Predefined Variables

Before you actually build a form and use it to acquire data, you must make a small detour and look again at global variables. You first met global variables in Hour 6, "Working with Functions." To refresh your memory, a global variable is any variable declared at the top level of a script?that is, declared outside of any function. All functions are made available in a built-in associative array named $GLOBALS. This is useful in Listing 9.1 because we can take a peek at all of our script's global variables with a single loop.

Listing 9.1 Looping Through the $GLOBALS Array
  1: <html>
  2: <head>
  3: <title>Listing 9.1 Looping through the $GLOBALS array</title>
  4: </head>
  5: <body>
  6: <?php
  7: $user1 = "Bob";
  8: $user2 = "Harry";
  9: $user3 = "Mary";
 10: foreach ($GLOBALS as $key=>$value) {
 11:    print "\$GLOBALS[\"$key\"] == $value<br>";
 12: }
 13: ?>
 14: </body>
 15: </html>

Put these lines into a text file named listing9.1.php, and place that file in your Web server document root. When you access this script through your Web browser, it should look something like Figure 9.1 (with your own values, of course).

Figure 9.1. Output of Listing 9.1.


In this listing, we declare three variables (lines 7-9) and then loop through the built-in $GLOBALS associative array (lines 10 and 11), writing both array keys and values to the browser. In the output, we can locate the variables we defined (look toward the bottom of your screen), but we also see an awful lot more in addition to our variables. PHP automatically defines global variables that describe both the server and client environments. The availability of these variables varies according to your system, server, and configuration, but they can be immensely useful.

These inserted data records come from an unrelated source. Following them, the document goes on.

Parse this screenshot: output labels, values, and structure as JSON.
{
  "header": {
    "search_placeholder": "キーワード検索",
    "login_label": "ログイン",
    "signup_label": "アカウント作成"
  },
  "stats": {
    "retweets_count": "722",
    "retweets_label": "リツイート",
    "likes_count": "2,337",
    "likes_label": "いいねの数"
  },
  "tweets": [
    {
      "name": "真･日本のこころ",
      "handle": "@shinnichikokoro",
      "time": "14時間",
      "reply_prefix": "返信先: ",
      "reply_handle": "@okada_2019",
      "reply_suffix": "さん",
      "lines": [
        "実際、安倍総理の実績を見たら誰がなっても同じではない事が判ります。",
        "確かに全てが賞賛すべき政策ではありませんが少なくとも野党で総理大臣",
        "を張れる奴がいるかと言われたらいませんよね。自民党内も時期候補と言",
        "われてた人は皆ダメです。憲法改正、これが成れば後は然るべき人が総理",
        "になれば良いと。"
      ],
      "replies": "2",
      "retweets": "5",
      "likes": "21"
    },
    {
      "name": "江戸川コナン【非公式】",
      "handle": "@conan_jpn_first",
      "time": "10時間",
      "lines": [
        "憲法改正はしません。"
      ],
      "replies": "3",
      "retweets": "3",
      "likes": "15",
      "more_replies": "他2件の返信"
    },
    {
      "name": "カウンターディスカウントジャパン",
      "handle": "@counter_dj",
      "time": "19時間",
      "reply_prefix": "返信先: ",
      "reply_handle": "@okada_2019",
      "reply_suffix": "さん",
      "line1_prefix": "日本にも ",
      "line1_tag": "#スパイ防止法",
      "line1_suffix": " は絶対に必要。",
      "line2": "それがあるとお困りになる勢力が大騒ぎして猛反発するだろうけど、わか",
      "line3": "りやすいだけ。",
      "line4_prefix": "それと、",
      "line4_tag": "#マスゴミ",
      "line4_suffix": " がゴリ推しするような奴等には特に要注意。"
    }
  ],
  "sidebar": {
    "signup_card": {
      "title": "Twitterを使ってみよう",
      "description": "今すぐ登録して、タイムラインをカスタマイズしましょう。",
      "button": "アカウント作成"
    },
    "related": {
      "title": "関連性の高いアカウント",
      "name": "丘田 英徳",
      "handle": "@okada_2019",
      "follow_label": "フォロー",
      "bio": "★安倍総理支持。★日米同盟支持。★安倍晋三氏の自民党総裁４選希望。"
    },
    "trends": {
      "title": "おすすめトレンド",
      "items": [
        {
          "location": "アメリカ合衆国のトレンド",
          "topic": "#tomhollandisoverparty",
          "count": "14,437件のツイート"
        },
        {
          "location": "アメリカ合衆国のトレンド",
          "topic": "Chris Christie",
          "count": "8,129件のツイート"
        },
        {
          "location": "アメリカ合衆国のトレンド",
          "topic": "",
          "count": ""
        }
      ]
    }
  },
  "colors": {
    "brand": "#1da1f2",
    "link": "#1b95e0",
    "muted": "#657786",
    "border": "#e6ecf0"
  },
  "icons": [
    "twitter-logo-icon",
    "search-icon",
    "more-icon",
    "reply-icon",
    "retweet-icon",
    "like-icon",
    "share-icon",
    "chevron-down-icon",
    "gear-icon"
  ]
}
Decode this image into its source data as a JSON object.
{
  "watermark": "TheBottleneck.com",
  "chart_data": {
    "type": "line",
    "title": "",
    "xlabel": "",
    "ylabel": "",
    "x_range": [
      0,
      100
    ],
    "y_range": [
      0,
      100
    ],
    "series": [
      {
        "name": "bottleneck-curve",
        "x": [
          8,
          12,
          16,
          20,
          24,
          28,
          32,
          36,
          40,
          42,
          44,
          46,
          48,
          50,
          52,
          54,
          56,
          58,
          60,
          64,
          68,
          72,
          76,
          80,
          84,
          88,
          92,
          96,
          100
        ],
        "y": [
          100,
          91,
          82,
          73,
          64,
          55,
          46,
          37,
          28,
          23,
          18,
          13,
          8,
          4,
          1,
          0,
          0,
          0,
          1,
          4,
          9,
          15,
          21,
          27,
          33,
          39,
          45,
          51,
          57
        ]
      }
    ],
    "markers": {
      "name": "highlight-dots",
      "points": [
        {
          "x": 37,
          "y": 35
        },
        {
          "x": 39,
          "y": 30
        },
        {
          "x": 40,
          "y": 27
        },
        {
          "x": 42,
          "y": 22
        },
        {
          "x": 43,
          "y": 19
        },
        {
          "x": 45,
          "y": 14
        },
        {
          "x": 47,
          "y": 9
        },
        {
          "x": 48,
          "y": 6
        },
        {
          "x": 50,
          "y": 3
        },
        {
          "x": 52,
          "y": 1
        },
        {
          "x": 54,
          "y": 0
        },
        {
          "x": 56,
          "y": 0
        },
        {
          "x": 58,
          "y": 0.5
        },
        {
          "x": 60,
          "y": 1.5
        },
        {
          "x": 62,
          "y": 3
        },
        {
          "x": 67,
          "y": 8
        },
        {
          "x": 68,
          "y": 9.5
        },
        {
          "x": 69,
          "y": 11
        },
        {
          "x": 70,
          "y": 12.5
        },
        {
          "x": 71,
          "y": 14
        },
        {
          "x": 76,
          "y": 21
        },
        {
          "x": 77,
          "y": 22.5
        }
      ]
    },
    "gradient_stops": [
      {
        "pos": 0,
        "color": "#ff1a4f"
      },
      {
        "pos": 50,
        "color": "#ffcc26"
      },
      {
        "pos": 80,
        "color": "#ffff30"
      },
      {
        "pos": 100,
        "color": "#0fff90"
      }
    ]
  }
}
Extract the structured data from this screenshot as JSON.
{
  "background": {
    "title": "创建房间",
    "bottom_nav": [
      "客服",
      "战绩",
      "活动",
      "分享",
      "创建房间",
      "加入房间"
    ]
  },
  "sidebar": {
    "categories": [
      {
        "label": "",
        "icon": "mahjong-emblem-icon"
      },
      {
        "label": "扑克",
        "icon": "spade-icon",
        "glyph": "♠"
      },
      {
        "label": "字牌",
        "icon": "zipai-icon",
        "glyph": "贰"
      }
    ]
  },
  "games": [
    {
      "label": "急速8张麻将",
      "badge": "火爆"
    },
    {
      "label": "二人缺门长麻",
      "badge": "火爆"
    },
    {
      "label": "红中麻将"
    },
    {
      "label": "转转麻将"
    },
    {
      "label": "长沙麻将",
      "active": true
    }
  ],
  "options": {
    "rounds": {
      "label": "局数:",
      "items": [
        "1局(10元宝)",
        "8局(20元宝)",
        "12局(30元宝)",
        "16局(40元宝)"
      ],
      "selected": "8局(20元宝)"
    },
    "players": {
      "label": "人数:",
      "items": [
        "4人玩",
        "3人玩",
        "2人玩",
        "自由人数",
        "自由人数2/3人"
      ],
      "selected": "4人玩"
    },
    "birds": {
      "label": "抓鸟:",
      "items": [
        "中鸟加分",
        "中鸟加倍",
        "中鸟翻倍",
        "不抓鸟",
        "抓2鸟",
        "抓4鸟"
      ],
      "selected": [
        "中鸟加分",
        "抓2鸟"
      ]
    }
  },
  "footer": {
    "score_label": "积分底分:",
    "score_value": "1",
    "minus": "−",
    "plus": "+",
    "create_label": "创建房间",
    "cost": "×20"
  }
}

PHP has several predefined variables called superglobals, which essentially means that they're always present and available in your scripts. Each of the following superglobals is actually an array of other variables:

  • $_GET contains any variables provided to a script through the GET method.

  • $_POST contains any variables provided to a script through the POST method.

  • $_COOKIE contains any variables provided to a script through a cookie.

  • $_FILES contains any variables provided to a script through file uploads.

  • $_ENV contains any variables provided to a script as part of the server environment.

  • $_REQUEST contains any variables provided to a script via any user input mechanism.

  • $_SESSION contains any variables that are currently registered in a session.


If you're using a version of PHP earlier than 4.1.x and cannot upgrade to a newer version, you must adjust the names of the variables when you're following the scripts in this book. The old names are $HTTP_GET_VARS (for $_GET), $HTTP_POST_VARS (for $_POST), $HTTP_COOKIE_VARS (for $_COOKIE), $HTTP_POST_FILES (for $_FILES), $HTTP_ENV_VARS (for $_ENV), and $HTTP_SESSION_VARS (for $_SESSION). These are not superglobals, however, so you must declare them as such, or pass them as parameters, when using functions.

    Part III: Getting Involved with the Code